A tree falls on your property: is that an act of Nature or negligence? Most of us would say that unless I cut a tree down with an ax or a chainsaw, a falling tree is a classic act of Nature, but that may not always be the case.
Falling trees are in the news because of last week’s Nor’easter that wrecked havoc on the New York metropolitan area. The storm snarled traffic, left thousands without power and flooded many communities. Even worse, several people lost their lives due to falling branches and that leads me to the topic for this blog posting. (You can read a Daily News article about the deaths from falling trees here.)
Why is a personal injury lawyer writing about falling tree branches? I do so from both a professional perspective – as an attorney – and a personal perspective – as a homeowner. As a homeowner, I take reasonable steps to keep my property safe. For most of us, it is a matter of common sense and pride of ownership. After a snowstorm, I clear my walkway and driveway. We maintain our brick walkway to make sure that there are no tripping hazards. If I know of a hazard – broken steps – and fail to repair them and if those broken steps lead to a person’s injury, then I may be liable for those damages.
What about falling trees and falling branches? Branches fall all the time. The trouble comes when a dangerous situation develops on your property and you have an opportunity to address it, but fail to do so.
Let’s say that I notice a dead tree in my backyard. I call in a tree service and an arborist informs me that the tree is dead and is in danger of falling with the next strong wind. But, I decide to do nothing. Under New York State law, the property owner may be liable if he has actual notice of a dead or decayed tree, and does nothing to remove or repair it. [Ivancic v. Olmstead, 66 N.Y.2d 349.] I had prior notice of the danger and I could have taken clear and reasonable steps to remove the threat. It makes sense that if a property owner ignores a known danger, the owner should be responsible.

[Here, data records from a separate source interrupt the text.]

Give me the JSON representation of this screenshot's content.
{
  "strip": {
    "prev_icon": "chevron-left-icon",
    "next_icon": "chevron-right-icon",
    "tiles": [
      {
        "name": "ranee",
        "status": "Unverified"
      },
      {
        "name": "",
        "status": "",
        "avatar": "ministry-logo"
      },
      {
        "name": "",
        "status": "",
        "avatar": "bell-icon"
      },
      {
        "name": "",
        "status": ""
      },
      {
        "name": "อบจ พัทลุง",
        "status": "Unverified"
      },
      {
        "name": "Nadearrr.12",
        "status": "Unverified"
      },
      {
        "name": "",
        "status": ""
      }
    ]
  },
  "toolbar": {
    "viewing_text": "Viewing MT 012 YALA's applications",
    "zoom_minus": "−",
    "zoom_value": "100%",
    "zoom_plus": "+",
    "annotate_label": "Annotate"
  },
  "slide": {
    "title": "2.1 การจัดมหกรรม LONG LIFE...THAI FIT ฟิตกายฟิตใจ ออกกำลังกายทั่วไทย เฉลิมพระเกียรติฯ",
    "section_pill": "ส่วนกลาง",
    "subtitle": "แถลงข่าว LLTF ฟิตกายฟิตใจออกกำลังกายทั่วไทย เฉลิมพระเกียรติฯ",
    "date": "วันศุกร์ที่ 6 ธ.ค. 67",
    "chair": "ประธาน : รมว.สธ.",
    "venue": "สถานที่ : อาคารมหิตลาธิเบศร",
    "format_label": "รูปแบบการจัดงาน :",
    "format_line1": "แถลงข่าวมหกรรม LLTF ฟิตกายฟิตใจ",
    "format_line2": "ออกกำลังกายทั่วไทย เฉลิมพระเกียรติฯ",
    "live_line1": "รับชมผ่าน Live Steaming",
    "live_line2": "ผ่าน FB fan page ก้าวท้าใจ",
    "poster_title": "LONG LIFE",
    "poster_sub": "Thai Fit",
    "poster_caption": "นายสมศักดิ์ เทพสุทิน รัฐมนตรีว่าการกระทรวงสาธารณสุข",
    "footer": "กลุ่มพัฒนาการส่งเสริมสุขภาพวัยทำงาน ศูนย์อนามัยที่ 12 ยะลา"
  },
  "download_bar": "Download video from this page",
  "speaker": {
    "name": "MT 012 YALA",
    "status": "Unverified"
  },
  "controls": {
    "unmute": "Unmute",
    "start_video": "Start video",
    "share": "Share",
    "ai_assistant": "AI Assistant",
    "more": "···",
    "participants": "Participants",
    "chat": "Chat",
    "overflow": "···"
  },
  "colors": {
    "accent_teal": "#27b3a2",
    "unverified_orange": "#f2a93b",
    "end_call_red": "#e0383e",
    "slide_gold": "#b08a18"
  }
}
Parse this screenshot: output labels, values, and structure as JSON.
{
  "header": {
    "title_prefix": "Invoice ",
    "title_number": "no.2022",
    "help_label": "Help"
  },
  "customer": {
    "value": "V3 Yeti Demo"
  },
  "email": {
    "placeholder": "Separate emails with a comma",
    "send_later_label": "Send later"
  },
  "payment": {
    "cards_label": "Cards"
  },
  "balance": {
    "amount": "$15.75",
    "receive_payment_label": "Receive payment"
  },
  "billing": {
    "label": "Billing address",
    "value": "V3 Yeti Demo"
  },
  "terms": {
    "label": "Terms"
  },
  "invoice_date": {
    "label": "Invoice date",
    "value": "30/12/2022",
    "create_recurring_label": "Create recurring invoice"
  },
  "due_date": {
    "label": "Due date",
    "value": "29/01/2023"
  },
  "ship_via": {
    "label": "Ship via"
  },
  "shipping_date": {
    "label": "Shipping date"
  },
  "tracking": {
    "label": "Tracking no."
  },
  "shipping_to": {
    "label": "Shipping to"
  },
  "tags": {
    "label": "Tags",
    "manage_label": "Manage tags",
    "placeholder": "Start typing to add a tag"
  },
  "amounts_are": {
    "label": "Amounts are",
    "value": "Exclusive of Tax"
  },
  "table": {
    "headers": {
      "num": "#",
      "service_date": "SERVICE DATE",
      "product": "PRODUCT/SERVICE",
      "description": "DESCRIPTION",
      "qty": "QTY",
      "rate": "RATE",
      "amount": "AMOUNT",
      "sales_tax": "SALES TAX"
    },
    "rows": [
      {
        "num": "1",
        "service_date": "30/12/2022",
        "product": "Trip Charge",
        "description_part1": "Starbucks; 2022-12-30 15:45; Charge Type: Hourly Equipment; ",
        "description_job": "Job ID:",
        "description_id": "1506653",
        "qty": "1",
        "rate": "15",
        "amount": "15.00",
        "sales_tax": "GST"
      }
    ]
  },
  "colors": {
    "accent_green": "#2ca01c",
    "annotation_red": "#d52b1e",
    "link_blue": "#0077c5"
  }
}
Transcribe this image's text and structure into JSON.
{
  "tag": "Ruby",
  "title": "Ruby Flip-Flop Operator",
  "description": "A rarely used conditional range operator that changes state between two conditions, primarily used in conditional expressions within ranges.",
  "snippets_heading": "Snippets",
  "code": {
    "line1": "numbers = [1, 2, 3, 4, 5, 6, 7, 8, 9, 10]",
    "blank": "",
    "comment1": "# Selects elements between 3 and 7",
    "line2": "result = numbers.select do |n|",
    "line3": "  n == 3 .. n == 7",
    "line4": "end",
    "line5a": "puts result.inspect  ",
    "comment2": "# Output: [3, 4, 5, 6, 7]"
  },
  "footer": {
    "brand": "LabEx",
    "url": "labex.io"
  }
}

But, let’s vary that scenario. What if I have a dead tree in my backyard, but I do not know that the tree could be dangerous. No arborist has examined the tree, nobody has pointed out that there could be a problem. A tree or branch falls and injures someone on my property. If there is no reason for me to know that the tree posed a threat, I am not liable. But, if I should have known the tree was dead or decayed, if it was relatively easy to see that the tree could pose a threat to someone else, I may be responsible for ignoring the problem.
Recently, a New York County judge held that the City of New York could be liable for a tree falling and injury a driver on a City-owned road surrounding a reservoir in upstate New York. Even though there was no evidence that any City employees had actual notice of a problem with the tree that was twenty feet away from the road, the Court decided that the jury could consider whether the City should have known that the tree was dead and decaying. Whalen v. City of New York, Supreme Court, New York County, Index No. 109957/05. This result makes sense as well. A property owner should not be permitted to avoid responsibility merely by ignoring problems that any reasonable person would have noticed.
So, how should you proceed? In many ways, common sense should guide you. As a homeowner, you should monitor your property for potential dangers. If you have reason to believe there is a problem with one of your trees, you should take action. You can secure or remove the tree or consult a professional. If a professional states that a tree poses a risk, you should follow his or her advice.
If you or a loved one is injured by a fallen tree or branch, find out if the accident was truly an act of Nature or if someone should have prevented the incident. Doing so requires asking the questions of the property owner: what did you know and when did you know it? It may be necessary to consult an expert. Often, arborists can determine the pre-fall tree condition by examining the remains of the tree or even photographs. Whether a tree was decayed, diseased or dead for a month or five years will have a significant impact on whether the homeowner is responsible for the damage.
If you are a property owner and have questions or if you have been hurt by a fallen tree and have questions, call me. I will be glad to discuss your rights, answer your questions and help you with a potential case. You can call me at 1-800-660-1466 or send me an email at Carol@SchlittLaw.com. The consultation is free and I will gladly assist you.
Carol L. Schlitt
New York Personal Injury Attorney